→ INPUT FOR THIS TASK
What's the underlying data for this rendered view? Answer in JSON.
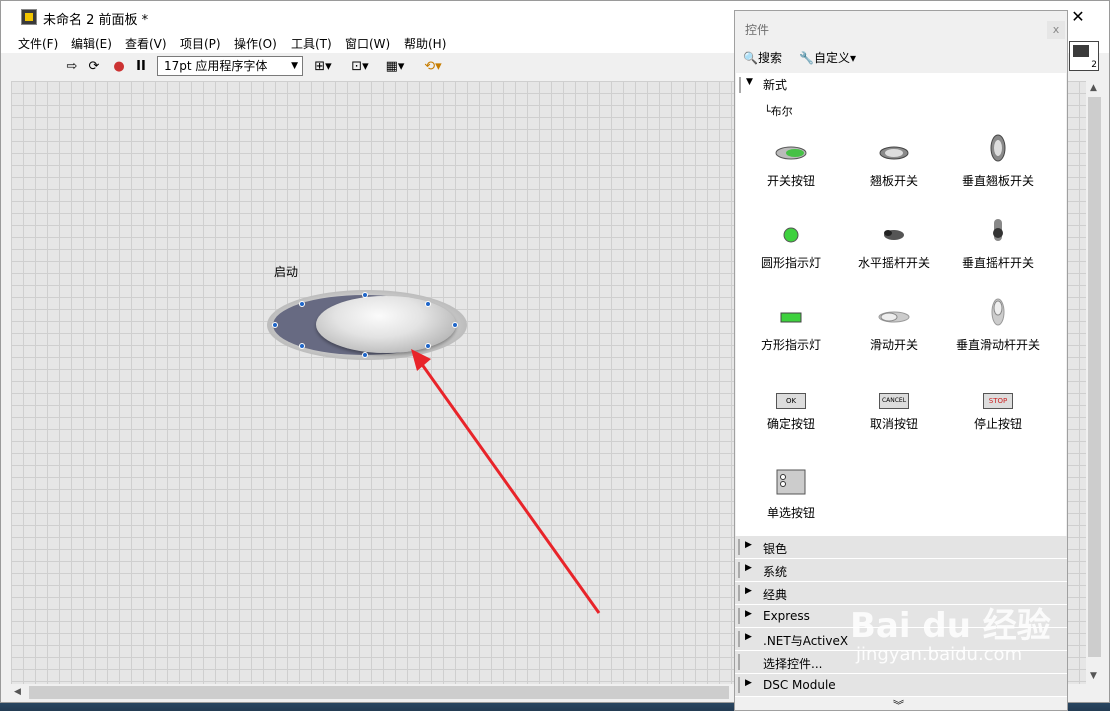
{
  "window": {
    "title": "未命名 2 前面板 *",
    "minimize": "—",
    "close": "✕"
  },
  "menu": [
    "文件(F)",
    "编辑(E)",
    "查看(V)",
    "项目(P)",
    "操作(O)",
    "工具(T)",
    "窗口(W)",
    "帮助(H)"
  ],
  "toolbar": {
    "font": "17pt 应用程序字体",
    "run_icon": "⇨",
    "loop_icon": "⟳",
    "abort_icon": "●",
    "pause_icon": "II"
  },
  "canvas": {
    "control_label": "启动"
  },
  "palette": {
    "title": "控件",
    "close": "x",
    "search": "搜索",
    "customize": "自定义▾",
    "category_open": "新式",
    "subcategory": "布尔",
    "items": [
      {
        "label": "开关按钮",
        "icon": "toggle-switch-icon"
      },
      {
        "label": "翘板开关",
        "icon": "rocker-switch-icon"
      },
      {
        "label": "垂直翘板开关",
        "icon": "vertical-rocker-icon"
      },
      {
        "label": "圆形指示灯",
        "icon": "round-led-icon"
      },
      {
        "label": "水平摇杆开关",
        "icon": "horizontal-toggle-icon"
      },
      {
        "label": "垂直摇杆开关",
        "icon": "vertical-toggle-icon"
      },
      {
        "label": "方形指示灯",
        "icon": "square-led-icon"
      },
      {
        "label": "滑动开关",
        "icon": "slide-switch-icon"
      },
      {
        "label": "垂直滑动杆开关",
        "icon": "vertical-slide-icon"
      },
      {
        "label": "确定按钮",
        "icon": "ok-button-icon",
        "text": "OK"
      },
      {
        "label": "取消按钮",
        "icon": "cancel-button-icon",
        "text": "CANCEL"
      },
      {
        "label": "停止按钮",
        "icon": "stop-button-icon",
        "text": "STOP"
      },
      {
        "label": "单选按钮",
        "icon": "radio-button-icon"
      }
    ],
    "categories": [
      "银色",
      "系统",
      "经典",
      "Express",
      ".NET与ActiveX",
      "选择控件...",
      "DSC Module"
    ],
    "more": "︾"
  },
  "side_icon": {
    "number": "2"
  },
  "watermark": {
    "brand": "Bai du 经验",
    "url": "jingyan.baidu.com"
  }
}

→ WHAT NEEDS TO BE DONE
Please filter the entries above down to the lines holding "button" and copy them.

→ THE COMPLETED TASK
        "icon": "ok-button-icon",
        "icon": "cancel-button-icon",
        "icon": "stop-button-icon",
        "icon": "radio-button-icon"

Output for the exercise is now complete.